:: Source records

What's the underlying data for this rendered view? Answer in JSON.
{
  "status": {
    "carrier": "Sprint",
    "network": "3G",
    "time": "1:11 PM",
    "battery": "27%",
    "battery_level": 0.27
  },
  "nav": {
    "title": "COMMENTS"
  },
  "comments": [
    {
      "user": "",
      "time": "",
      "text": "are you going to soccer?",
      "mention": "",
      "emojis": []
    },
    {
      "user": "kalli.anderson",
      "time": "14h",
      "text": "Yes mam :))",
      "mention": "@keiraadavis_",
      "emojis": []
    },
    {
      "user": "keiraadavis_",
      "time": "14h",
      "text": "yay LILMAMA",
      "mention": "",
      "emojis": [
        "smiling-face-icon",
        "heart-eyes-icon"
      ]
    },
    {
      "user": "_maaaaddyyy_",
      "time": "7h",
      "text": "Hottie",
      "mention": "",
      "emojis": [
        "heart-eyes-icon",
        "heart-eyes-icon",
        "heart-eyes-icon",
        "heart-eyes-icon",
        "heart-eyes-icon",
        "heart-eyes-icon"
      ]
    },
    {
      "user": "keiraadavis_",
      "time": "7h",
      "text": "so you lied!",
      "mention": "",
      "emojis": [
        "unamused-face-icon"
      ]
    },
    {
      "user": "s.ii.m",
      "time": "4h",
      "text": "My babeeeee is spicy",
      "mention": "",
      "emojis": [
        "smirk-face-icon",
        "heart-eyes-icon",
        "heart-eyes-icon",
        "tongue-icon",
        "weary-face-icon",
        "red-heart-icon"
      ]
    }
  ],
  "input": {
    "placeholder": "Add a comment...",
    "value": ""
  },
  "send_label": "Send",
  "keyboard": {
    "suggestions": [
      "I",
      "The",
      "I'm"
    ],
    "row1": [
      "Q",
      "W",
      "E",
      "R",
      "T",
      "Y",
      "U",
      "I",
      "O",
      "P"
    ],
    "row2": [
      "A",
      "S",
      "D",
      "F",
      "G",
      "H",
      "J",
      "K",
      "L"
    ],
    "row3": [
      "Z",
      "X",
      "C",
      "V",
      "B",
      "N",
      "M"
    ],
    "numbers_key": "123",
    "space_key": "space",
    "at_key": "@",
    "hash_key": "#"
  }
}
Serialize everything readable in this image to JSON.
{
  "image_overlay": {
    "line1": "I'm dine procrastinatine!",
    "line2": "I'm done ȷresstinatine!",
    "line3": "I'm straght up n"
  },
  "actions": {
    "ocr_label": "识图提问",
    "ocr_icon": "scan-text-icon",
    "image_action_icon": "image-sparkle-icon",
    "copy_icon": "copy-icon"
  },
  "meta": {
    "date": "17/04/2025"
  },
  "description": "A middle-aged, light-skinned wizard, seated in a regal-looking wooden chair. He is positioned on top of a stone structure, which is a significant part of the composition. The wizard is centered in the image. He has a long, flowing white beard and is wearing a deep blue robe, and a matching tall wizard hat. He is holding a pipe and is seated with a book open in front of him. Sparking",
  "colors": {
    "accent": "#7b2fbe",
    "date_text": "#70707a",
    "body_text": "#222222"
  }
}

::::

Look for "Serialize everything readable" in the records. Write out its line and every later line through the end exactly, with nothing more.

* Answer area *
Serialize everything readable in this image to JSON.
{
  "image_overlay": {
    "line1": "I'm dine procrastinatine!",
    "line2": "I'm done ȷresstinatine!",
    "line3": "I'm straght up n"
  },
  "actions": {
    "ocr_label": "识图提问",
    "ocr_icon": "scan-text-icon",
    "image_action_icon": "image-sparkle-icon",
    "copy_icon": "copy-icon"
  },
  "meta": {
    "date": "17/04/2025"
  },
  "description": "A middle-aged, light-skinned wizard, seated in a regal-looking wooden chair. He is positioned on top of a stone structure, which is a significant part of the composition. The wizard is centered in the image. He has a long, flowing white beard and is wearing a deep blue robe, and a matching tall wizard hat. He is holding a pipe and is seated with a book open in front of him. Sparking",
  "colors": {
    "accent": "#7b2fbe",
    "date_text": "#70707a",
    "body_text": "#222222"
  }
}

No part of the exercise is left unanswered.